President Obama made it easier for people to pay off their student loans. But his policies could end up costing the government twice as much as expected, a congressional watchdog said Wednesday in a scathing report.
Under changes made by the Obama administration, more borrowers were allowed to lower their monthly student loan payments based on their income. The relief was welcomed by recent grads who hadn’t yet landed a high-paying job, as well as others who were struggling financially after the Great Recession and feared defaulting on their loans.
But the expanded income-driven repayment plans come at a cost to the federal government, which lends about $100 billion in student loans each year.
The program loses money because some participants, over the life of their loans, will pay less than they would under a standard repayment plan.
It’s difficult to predict how much the program will cost in the future. But the Government Accountability Office estimates that loans issued between 2009 and 2016, originally projected to cost $25 billion, will cost $53 billion.
“It’s an expensive program that’s bigger than anyone ever told us it would be,” said Jason Delisle, a fellow at the American Enterprise Institute.
The GAO found that the government will lose $21 for every $100 in student loans issued to someone who takes advantage of an income-driven repayment plan.
The number of people enrolling in these repayment plans has far outpaced what was expected. About 5.3 million people (24% of all borrowers) are currently paying back their loans this way, the report said.
Actual costs won’t be known until loans are fully paid off, which could take decades. But the GAO also found that the way the Department of Education has estimated the cost “has numerous weaknesses” that make it difficult for policymakers to assess the program. The department has agreed to address the issues.
The GAO report was requested by Senator Mike Enzi, a Republican from Wyoming who chairs the Senate Budget Committee.
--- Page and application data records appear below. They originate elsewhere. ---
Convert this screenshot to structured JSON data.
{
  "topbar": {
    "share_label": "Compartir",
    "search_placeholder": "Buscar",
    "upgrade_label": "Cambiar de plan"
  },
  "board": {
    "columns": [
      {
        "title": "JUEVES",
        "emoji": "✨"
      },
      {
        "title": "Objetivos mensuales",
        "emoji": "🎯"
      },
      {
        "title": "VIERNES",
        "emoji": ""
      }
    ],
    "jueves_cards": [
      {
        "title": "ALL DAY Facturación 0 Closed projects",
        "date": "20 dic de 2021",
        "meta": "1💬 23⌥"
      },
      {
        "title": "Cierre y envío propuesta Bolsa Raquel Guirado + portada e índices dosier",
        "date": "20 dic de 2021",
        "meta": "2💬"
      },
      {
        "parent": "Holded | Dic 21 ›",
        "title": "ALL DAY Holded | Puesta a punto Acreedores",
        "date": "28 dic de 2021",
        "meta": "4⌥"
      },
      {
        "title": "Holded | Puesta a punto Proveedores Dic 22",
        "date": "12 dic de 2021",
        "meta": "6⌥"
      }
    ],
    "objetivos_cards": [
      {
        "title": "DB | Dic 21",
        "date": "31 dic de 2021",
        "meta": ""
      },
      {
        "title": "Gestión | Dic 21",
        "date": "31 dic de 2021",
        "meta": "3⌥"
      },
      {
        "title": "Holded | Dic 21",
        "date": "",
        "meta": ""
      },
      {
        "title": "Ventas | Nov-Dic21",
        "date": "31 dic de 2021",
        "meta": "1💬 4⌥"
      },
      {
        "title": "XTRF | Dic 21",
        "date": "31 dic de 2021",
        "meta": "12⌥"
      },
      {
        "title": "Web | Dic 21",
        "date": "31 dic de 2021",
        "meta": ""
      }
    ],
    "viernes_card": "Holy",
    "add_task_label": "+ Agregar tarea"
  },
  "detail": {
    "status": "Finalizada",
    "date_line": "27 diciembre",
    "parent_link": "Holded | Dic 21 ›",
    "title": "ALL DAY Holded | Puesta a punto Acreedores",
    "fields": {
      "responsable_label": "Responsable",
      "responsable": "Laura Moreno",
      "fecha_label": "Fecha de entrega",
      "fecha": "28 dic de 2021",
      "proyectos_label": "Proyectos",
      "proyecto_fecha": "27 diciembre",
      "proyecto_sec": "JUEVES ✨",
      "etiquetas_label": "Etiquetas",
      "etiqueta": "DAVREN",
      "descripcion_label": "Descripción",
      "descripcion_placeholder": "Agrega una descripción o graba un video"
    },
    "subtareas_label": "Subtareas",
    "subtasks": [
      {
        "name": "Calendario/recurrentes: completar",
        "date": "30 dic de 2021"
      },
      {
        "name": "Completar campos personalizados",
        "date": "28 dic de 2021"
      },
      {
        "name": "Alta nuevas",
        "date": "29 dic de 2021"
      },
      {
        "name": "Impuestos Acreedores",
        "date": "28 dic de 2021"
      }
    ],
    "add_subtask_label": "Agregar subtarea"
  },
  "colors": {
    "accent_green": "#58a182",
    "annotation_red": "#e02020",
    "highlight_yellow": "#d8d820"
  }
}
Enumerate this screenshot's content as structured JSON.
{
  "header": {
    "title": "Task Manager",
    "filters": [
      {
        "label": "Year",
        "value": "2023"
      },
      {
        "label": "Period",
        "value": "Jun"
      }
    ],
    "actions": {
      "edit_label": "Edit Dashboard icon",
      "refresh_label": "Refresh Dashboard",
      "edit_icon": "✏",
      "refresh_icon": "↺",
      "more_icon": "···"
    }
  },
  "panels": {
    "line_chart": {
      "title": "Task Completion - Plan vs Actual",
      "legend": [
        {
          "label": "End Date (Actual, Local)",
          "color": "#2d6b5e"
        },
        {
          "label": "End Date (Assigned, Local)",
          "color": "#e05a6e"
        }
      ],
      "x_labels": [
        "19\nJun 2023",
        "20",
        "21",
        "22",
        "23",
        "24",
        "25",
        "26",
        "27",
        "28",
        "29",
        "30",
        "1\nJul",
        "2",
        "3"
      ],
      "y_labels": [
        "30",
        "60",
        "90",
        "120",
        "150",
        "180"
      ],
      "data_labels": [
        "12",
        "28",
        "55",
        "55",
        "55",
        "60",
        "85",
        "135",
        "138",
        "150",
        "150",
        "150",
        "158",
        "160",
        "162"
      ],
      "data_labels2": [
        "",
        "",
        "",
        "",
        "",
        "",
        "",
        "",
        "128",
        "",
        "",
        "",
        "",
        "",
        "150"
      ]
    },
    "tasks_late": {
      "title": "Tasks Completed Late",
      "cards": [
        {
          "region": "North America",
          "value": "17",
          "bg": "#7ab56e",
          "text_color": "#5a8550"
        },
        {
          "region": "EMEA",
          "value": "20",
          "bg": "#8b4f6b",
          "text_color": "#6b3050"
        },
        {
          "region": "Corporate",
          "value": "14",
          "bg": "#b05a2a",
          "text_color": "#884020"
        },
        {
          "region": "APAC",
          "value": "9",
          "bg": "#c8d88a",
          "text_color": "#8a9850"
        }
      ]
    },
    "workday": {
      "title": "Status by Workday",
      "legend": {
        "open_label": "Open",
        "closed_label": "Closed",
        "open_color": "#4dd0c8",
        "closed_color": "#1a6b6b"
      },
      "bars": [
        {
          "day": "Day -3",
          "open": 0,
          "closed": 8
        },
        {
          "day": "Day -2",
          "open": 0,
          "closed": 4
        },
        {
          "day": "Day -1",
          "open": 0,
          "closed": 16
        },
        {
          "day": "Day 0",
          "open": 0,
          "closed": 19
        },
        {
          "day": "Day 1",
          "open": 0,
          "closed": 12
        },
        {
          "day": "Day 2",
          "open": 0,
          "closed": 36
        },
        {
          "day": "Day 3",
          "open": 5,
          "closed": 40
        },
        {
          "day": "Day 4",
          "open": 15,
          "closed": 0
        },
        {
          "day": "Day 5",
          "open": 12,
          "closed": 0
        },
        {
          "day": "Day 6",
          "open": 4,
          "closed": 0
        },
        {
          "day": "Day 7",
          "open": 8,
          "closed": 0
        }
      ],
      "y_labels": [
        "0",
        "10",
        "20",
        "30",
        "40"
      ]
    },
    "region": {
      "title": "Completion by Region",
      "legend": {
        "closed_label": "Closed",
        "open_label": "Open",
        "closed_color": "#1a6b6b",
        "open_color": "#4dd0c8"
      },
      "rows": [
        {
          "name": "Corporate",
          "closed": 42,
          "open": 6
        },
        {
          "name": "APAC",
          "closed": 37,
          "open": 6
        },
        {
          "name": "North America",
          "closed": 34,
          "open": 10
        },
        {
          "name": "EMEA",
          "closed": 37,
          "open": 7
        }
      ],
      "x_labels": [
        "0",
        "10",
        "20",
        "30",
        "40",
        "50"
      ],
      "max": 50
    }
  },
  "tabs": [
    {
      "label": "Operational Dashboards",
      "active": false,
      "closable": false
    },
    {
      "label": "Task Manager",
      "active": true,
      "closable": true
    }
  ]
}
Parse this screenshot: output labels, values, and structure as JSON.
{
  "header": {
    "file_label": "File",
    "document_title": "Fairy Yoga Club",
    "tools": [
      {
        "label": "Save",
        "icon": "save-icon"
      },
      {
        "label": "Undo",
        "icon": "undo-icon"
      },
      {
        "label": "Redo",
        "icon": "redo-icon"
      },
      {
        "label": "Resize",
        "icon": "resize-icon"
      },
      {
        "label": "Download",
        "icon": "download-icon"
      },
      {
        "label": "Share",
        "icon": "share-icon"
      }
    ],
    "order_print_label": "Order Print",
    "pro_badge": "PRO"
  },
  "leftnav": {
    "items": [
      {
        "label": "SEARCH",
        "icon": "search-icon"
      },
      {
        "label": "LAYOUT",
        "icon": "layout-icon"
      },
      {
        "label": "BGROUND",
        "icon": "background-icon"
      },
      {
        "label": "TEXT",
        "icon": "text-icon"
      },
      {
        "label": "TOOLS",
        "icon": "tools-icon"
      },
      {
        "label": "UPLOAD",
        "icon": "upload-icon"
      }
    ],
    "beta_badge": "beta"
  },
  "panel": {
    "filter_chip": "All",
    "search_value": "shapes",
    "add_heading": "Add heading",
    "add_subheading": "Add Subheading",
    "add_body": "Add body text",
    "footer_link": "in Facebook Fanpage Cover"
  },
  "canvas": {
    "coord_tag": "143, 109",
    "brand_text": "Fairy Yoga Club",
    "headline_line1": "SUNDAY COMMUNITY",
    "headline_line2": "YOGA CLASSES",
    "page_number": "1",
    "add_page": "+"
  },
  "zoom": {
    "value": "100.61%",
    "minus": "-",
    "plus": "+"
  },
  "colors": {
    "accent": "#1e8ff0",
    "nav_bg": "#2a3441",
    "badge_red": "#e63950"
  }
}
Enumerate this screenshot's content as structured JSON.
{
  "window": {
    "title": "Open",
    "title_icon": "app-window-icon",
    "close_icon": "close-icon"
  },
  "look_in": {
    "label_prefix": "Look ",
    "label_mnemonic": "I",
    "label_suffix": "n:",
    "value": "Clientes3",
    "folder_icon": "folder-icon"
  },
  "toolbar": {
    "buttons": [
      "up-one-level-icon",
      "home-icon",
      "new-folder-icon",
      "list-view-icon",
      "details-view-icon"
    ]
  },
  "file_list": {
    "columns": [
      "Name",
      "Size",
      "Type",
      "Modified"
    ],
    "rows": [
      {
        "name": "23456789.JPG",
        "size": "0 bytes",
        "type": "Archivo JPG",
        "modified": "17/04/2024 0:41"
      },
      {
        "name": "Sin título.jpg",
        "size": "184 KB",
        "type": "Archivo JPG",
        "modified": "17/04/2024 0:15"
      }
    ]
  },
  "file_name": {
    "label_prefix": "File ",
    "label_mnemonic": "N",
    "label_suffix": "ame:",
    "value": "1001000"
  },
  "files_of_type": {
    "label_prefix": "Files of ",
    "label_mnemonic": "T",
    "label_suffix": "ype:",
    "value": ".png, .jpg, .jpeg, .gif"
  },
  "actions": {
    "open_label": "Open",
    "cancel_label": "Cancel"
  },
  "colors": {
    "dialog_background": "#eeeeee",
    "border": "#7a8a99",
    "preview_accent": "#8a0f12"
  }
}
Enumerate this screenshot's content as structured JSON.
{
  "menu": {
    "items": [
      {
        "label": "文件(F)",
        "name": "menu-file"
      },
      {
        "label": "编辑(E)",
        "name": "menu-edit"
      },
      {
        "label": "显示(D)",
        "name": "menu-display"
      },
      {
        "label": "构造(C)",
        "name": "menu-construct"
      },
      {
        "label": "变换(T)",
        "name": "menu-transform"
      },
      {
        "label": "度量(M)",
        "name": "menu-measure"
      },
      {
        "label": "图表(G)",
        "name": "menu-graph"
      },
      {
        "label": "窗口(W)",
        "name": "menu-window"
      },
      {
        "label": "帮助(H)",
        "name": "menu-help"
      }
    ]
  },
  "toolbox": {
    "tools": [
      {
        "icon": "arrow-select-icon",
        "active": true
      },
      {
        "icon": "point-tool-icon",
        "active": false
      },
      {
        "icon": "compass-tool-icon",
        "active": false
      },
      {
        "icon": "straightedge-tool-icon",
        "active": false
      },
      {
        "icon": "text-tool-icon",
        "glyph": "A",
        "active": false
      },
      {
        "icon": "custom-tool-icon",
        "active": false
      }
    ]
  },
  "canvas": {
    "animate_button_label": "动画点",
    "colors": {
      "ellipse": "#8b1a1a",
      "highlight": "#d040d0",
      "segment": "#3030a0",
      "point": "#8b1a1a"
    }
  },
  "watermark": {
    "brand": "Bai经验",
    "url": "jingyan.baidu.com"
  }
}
Since the 1990s, borrowers have been able to use some form of income-driven repayment plans. But Obama made them more generous. He capped borrowers’ monthly payments at 10% of their income, extended the repayment period from 10 to as long as 25 years, and offered to forgive any remaining balances when that time is up.
The GAO expects $108 billion to be forgiven for loans disbursed between 1995 and 2017.
Congress has made efforts to rein in the program. Some have suggested limiting it to new, undergraduate borrowers only.
“This report gives policymakers a little more momentum for rolling back the program,” Delisle said.
But that kind of legislation could be met with pushback from the president-elect. During the campaign, Trump said he would make Obama’s program even more generous by capping monthly payments at 12.5% and cutting the repayment period down to 15 years.